  1. Eating up to 8 servings of fruits and vegetables a day has the same impact on the happiness scale as going from unemployed to employed.


  1. If you clean your desk, you improve your brain health. Those who work in dirty and noisy places are more likely to have long-term cognitive decline than those who work in clean and quiet ones.


  1. The typical American weighs around 2000 pounds in clothing and household goods including furniture. In a recent study, people who reduced their house weight also reduced their body weight by 10 pounds.


  1. If you have a hard time falling asleep, but once you do, you sleep fine, you may need a little more fiber, protein, and calcium. (Sheila’s hint: A nutritionist once told me when I was going through this after a medical change to my body to take a tablespoon of peanut butter before bed. It always worked.)


Cite: July AARP Magazine

Posted in self-improvement


Time is life. To waste your time is to waste your life, but to master your time is to master your life and make the most of it. – Alan Lakein
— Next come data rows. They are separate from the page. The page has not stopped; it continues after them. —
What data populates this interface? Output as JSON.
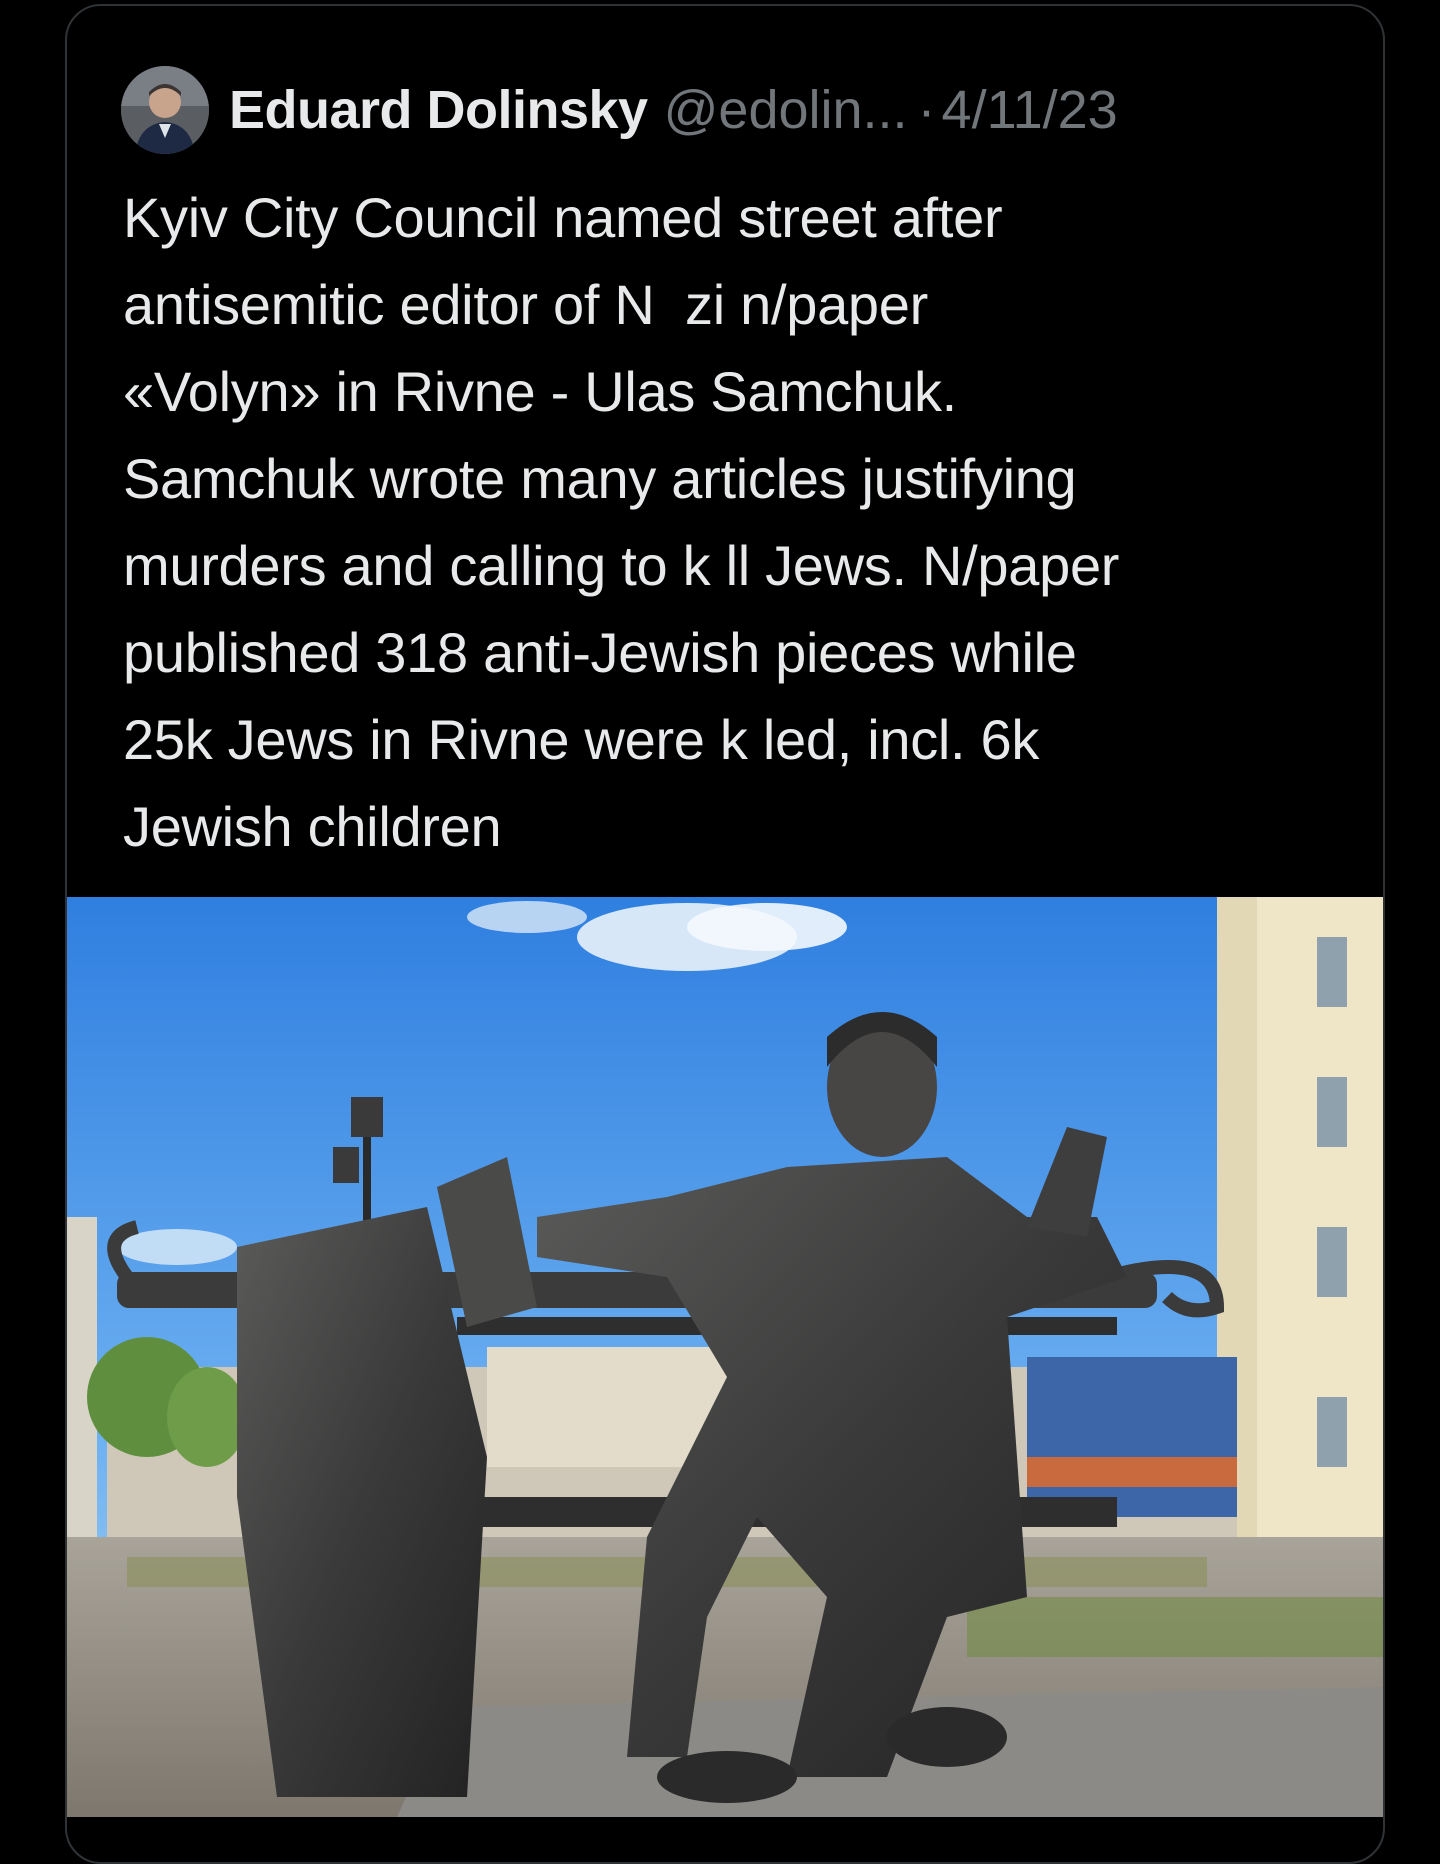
{
  "tweet": {
    "author": {
      "display_name": "Eduard Dolinsky",
      "handle": "@edolin...",
      "avatar_icon": "user-avatar-photo"
    },
    "separator": "·",
    "date": "4/11/23",
    "text_lines": [
      "Kyiv City Council named street after",
      "antisemitic editor of N  zi n/paper",
      "«Volyn» in Rivne - Ulas Samchuk.",
      "Samchuk wrote many articles justifying",
      "murders and calling to k ll Jews. N/paper",
      "published 318 anti-Jewish pieces while",
      "25k Jews in Rivne were k led, incl. 6k",
      "Jewish children"
    ],
    "media": {
      "type": "photo",
      "subject": "bronze-statue-on-bench-photo"
    }
  },
  "colors": {
    "background": "#000000",
    "primary_text": "#e7e9ea",
    "secondary_text": "#71767b",
    "card_border": "#2f3336"
  }
}
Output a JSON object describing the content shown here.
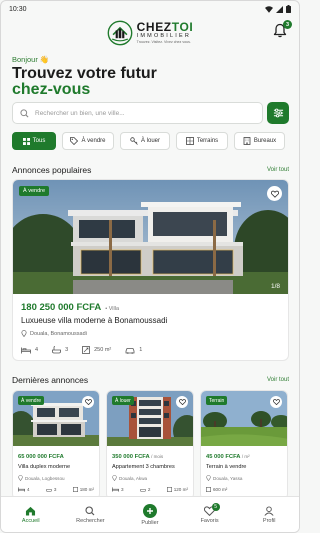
{
  "status_bar": {
    "time": "10:30"
  },
  "header": {
    "brand_part1": "CHEZ",
    "brand_part2": "TOI",
    "brand_sub": "IMMOBILIER",
    "brand_tagline": "Trouvez. Visitez. Vivez chez vous.",
    "notifications_count": "3"
  },
  "greeting": "Bonjour 👋",
  "title_line1": "Trouvez votre futur",
  "title_line2": "chez-vous",
  "search": {
    "placeholder": "Rechercher un bien, une ville..."
  },
  "categories": [
    {
      "label": "Tous",
      "icon": "grid-icon",
      "active": true
    },
    {
      "label": "À vendre",
      "icon": "tag-icon",
      "active": false
    },
    {
      "label": "À louer",
      "icon": "key-icon",
      "active": false
    },
    {
      "label": "Terrains",
      "icon": "land-icon",
      "active": false
    },
    {
      "label": "Bureaux",
      "icon": "office-icon",
      "active": false
    }
  ],
  "popular": {
    "title": "Annonces populaires",
    "see_all": "Voir tout",
    "listing": {
      "badge": "À vendre",
      "image_counter": "1/8",
      "price": "180 250 000 FCFA",
      "type": "• Villa",
      "title": "Luxueuse villa moderne à Bonamoussadi",
      "location": "Douala, Bonamoussadi",
      "bedrooms": "4",
      "bathrooms": "3",
      "area": "250 m²",
      "parking": "1"
    }
  },
  "recent": {
    "title": "Dernières annonces",
    "see_all": "Voir tout",
    "listings": [
      {
        "badge": "À vendre",
        "price": "65 000 000 FCFA",
        "per": "",
        "title": "Villa duplex moderne",
        "location": "Douala, Logbessou",
        "beds": "4",
        "baths": "3",
        "area": "180 m²"
      },
      {
        "badge": "À louer",
        "price": "350 000 FCFA",
        "per": "/ mois",
        "title": "Appartement 3 chambres",
        "location": "Douala, Akwa",
        "beds": "3",
        "baths": "2",
        "area": "120 m²"
      },
      {
        "badge": "Terrain",
        "price": "45 000 FCFA",
        "per": "/ m²",
        "title": "Terrain à vendre",
        "location": "Douala, Yassa",
        "beds": "",
        "baths": "",
        "area": "600 m²"
      }
    ]
  },
  "bottom_nav": [
    {
      "label": "Accueil",
      "icon": "home-icon",
      "active": true
    },
    {
      "label": "Rechercher",
      "icon": "search-icon",
      "active": false
    },
    {
      "label": "Publier",
      "icon": "plus-icon",
      "active": false
    },
    {
      "label": "Favoris",
      "icon": "heart-icon",
      "active": false,
      "badge": "5"
    },
    {
      "label": "Profil",
      "icon": "user-icon",
      "active": false
    }
  ],
  "colors": {
    "accent": "#1f7a2c"
  }
}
There is no such thing as lack of time. We all have plenty of time to do everything we really want to do. If you believe you are too busy to get things done, keep in mind there are people who are busier than you, who manage to get more done that you do. They don’t have more time that you do. They just use their time to their best advantage. When all is said and done there is nothing more important in your life than time.

Time use is a highly personal, individual matter of choice, you must choose what works for you. Your time is limited but your imagination is not. Most people in a few moments of daydreaming can come up with enough things to do to keep them busy for weeks. There are also the things that you are required to do. Tomorrow there will be things to do. The choices are often complex and difficult.

Some demands by others should be accepted graciously. When something is important to someone you care about, even if it is not important to you, remind yourself that you are living interdependently in the world, which means sharing your time. Situations in which you feel other people are making your decisions are not uncommon. A parent, child, spouse, or friend, may seem to have as much say about how you spend your time as you do – and sometimes more. The fact, however, is otherwise. You make the decision to allow others to tell you how to spend your time. Others can only recommend things for you to do. The decision is yours.

Your time use is the result of hundreds of thousands of big and little choices made each year, month, day, minute. Some ways you make decisions are habits, demands of others, escapism, spur of the moment, default, and conscious decisions. There is no right or wrong ways to make your decisions. The answer is are you satisfied with the payoff of your decisions? If not, then changes should be considered. You can drift, dream or drown – the choice is yours.

Cite: How To Get Control of Your Time and Your Life by Alan Lakein